Do Yoga With Me — Hundreds of classes on this site from a host of excellent teachers. Most classes are free, some are available with a very reasonable subscription ($5 per month last time I checked). Not the most elegant website in the world, but it allows you to browse classes filtering for length, level, style, and teacher.
Yoga With Adriene — With over 4.5 million subscribers to her channel, Adriene Mishler is clearly onto something. Her approach is refreshingly light but her workouts are effective. Plus she’s an actress and a writer. What’s not to like?
SaraBeth Yoga — Lots of themed practices on this channel, from a teacher who offers clear instruction and a reasonable pace. In my next life, I would love to look like she does in yoga pants. Unless I come back as a man.
Five Parks Yoga — Again, many delicious classes to choose from on this channel, filmed in glorious locations in Costa Rica and Colorado. Shine up your chakras as you imagine yourself in a tropical paradise or get your down dog on in a mountain meadow.

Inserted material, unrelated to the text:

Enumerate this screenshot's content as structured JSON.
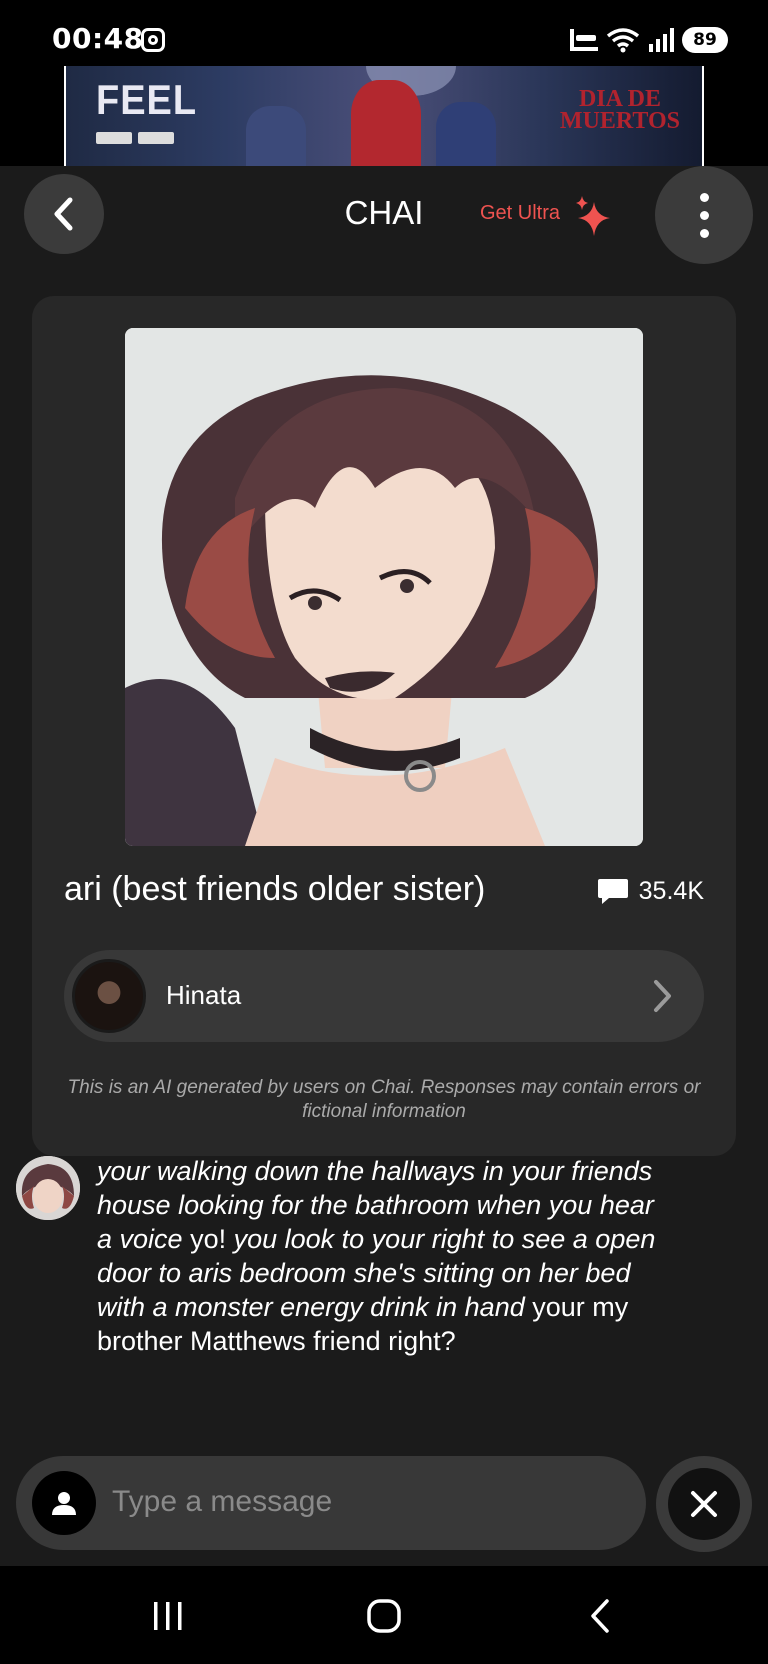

And perhaps my all-time favorite, Fightmaster Yoga. Part of Lesley Fightmaster‘s appeal is her body, utterly normal-looking yet capable of asanas that I can only dream of achieving. Another part has to do with the just plain niceness that radiates from her voice and presence. But don’t be fooled: she will usher you to your edge and then some.
All genres aside, I highly recommend to you my online workout BFF, Jessica Smith of JessicaSmithTV. She’s a personal trainer whose mission is to bring workouts to us regular non-gym-rats at home, people who have kids and pets and jobs and laundry and maybe novels to write. Her workouts are realistic, well-designed, and there are gazillions of them, of all different types. Jessica and I spend part of nearly every afternoon together, not that she knows it. She’s so encouraging and personable without being treacly that even when her workouts leave me gasping, I never get tired of her. Which is saying a lot, if I can catch my breath.
No matter how hard you’re writing, your brain only uses up about 300 calories a day. That doesn’t even burn up your latte and morning bun. Also, studies have shown that movement promotes creativity. Just trust me on that.
*featured image credit: scriptmag.com